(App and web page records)

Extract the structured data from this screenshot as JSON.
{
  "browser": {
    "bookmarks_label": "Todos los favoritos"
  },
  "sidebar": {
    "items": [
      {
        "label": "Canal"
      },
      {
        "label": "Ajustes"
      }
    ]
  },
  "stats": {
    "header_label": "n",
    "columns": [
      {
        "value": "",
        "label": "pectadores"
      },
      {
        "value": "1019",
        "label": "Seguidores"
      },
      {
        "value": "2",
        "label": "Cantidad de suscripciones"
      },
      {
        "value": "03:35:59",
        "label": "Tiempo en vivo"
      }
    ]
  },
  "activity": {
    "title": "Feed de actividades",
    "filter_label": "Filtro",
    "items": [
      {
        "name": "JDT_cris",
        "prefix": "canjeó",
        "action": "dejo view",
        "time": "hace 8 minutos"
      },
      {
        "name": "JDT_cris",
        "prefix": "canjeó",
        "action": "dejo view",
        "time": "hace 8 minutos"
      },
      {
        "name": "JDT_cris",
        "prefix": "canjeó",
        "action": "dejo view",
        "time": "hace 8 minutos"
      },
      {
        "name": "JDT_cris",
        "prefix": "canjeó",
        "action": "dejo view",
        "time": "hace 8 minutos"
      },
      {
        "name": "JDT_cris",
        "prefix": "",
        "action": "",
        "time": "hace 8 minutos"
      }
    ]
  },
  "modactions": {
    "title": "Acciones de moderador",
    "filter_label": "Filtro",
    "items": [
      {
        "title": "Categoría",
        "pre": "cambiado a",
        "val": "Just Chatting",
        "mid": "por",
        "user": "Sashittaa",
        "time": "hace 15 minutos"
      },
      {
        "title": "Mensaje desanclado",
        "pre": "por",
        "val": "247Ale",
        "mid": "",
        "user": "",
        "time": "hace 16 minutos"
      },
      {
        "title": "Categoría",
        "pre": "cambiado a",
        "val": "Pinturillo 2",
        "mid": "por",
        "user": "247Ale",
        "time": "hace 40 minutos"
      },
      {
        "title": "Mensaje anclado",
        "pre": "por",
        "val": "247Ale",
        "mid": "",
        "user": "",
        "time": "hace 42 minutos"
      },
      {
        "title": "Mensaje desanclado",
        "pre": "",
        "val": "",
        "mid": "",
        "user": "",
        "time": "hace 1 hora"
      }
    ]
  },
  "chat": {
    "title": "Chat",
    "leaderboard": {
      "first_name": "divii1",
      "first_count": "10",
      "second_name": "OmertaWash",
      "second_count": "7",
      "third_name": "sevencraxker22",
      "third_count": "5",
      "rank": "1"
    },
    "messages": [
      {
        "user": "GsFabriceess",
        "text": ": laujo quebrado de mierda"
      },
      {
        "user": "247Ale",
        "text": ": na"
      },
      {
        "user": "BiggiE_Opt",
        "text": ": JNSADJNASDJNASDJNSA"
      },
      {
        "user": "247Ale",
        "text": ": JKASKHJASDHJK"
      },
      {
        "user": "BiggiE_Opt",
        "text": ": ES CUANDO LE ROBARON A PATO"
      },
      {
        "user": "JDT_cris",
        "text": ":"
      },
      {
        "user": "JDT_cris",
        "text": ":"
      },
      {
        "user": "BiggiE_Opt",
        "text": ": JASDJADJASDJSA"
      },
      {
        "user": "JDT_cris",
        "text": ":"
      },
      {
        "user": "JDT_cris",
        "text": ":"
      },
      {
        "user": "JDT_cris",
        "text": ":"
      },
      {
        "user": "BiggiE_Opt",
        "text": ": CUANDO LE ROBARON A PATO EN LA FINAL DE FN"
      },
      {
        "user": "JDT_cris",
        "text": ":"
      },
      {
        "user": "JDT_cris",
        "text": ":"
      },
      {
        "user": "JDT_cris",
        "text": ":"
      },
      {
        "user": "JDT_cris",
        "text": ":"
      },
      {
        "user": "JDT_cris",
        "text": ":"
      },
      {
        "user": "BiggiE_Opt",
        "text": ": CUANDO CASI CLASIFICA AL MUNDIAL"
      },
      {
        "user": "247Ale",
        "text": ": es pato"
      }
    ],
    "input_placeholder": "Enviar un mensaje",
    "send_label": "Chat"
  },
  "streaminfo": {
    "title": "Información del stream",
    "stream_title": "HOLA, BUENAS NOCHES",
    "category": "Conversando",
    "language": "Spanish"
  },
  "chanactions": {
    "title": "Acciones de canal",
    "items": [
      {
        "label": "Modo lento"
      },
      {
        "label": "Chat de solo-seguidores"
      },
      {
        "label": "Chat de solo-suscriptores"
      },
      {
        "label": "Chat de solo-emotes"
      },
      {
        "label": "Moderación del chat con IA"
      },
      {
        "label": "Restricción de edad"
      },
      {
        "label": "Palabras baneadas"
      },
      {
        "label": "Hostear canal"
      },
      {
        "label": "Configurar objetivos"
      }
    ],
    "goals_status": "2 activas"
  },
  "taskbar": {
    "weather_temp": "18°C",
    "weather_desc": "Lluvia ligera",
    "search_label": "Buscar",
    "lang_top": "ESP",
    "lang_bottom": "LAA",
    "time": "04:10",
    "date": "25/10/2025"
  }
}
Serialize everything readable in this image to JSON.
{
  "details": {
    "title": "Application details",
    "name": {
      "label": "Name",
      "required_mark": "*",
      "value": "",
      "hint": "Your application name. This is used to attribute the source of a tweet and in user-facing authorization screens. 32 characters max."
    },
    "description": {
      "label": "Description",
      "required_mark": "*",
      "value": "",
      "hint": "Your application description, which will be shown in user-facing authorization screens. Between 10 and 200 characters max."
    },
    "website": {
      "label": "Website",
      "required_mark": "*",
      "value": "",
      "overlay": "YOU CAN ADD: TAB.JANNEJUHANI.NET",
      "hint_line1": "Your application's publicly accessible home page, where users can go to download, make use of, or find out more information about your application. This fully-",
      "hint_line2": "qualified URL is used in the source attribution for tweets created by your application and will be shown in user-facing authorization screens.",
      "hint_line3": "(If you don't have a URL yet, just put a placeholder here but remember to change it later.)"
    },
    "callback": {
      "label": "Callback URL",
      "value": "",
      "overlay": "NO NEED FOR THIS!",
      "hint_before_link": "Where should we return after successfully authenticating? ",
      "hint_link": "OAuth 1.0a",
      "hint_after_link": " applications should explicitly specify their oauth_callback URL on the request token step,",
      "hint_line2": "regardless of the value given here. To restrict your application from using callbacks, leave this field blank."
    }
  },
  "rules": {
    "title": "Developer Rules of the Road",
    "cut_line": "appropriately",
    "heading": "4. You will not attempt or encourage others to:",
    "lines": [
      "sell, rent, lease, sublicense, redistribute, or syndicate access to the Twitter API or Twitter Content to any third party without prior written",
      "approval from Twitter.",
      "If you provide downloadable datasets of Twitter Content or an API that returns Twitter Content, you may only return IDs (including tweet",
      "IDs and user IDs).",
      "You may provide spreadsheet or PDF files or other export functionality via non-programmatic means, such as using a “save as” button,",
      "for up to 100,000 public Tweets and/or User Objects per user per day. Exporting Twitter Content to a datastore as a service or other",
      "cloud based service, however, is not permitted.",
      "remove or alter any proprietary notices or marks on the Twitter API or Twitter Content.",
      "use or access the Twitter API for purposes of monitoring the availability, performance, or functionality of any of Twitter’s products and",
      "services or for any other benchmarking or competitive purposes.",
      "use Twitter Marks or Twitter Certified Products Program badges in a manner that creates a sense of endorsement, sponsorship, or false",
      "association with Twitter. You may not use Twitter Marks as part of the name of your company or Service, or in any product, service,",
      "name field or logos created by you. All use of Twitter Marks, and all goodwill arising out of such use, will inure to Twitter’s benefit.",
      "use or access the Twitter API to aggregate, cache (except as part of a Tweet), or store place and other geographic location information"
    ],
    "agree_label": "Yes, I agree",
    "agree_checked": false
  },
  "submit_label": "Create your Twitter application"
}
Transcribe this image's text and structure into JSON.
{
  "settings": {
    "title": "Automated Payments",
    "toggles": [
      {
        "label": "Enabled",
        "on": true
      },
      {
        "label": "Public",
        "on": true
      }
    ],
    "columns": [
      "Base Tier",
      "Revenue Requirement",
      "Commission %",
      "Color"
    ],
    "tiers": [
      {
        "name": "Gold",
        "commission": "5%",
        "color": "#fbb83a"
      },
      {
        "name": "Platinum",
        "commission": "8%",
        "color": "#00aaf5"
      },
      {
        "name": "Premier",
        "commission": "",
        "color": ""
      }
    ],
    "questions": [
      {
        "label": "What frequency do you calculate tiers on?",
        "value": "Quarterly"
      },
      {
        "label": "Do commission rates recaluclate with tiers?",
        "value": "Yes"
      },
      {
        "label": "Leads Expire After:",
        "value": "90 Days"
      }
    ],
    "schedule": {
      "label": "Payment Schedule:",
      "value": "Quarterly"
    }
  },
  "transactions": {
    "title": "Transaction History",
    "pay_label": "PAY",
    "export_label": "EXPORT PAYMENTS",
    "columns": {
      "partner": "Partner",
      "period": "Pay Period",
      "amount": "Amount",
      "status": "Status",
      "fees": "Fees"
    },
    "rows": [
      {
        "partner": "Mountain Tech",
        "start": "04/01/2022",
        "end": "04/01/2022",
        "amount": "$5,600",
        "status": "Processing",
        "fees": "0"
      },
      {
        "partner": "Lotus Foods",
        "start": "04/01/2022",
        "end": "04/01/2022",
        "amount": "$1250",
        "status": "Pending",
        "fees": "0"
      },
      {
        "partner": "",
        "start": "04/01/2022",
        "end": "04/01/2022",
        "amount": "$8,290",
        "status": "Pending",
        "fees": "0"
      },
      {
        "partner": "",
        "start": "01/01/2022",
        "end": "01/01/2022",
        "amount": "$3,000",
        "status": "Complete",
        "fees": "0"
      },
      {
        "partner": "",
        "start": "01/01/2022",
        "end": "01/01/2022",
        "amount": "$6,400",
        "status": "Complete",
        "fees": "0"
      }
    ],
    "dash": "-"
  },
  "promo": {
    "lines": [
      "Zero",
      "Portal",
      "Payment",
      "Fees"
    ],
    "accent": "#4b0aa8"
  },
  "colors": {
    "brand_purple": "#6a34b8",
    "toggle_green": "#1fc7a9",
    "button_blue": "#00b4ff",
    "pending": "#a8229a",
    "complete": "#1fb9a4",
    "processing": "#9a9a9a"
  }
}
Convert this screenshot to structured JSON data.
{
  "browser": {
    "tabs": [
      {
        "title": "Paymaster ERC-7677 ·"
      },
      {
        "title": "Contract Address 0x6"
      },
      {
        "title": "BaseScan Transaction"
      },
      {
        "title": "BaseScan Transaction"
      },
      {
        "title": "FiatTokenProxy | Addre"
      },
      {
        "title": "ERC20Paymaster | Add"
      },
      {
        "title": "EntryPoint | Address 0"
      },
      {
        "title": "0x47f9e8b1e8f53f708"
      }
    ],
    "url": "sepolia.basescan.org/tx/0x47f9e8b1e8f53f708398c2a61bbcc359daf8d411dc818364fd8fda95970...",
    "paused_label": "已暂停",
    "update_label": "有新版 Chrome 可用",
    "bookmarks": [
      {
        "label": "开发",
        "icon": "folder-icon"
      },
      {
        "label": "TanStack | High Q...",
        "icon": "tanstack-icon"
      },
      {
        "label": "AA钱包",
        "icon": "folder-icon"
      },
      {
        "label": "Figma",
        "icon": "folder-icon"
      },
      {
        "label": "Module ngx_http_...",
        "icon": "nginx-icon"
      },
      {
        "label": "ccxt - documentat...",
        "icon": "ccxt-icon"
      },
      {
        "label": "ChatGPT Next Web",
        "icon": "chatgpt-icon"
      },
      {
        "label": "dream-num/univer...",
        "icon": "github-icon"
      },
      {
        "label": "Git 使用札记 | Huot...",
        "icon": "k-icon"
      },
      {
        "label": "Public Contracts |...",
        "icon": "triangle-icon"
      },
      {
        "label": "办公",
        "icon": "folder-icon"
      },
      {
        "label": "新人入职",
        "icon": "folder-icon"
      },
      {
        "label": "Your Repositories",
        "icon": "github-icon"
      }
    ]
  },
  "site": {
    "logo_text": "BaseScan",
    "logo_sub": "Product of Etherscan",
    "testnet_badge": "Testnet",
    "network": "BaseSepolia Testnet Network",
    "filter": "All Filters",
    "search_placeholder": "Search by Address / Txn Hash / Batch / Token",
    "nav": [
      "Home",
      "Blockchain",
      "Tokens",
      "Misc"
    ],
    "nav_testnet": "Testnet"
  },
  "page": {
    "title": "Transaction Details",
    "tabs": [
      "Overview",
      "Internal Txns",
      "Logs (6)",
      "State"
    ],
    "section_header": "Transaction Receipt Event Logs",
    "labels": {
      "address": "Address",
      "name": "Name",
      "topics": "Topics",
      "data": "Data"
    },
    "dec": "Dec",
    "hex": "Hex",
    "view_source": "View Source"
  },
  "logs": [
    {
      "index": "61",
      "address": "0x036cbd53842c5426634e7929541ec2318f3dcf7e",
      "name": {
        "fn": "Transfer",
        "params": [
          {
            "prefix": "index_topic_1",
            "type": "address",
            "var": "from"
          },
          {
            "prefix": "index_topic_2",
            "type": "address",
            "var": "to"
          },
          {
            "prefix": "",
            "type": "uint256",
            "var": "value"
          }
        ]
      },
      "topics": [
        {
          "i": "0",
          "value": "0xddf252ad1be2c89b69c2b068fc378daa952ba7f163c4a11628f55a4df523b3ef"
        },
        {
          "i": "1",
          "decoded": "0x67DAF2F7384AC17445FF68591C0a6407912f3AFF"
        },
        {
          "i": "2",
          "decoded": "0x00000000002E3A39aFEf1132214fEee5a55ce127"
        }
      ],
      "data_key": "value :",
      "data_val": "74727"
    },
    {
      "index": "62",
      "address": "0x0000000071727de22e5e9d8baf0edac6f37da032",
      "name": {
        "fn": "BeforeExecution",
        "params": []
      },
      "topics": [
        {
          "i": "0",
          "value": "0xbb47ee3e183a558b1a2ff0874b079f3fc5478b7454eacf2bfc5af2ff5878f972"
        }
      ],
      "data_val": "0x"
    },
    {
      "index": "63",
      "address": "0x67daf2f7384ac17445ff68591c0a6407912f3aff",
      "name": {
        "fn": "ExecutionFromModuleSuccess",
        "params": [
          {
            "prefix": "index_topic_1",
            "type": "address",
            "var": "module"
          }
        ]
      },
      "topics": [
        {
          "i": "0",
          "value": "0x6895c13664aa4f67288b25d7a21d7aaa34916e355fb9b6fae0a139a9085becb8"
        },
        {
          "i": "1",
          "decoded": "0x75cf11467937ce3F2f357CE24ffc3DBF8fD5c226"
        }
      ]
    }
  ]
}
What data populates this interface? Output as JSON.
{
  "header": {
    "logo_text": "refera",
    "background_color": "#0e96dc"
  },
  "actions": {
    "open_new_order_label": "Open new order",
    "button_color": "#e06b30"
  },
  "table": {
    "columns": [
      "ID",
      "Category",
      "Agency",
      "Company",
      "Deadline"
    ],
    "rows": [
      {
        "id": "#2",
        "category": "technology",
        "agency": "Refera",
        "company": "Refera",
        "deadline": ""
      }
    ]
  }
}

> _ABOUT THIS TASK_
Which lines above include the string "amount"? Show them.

> _ANSWER FOR THE TASK_
      "amount": "Amount",
        "amount": "$5,600",
        "amount": "$1250",
        "amount": "$8,290",
        "amount": "$3,000",
        "amount": "$6,400",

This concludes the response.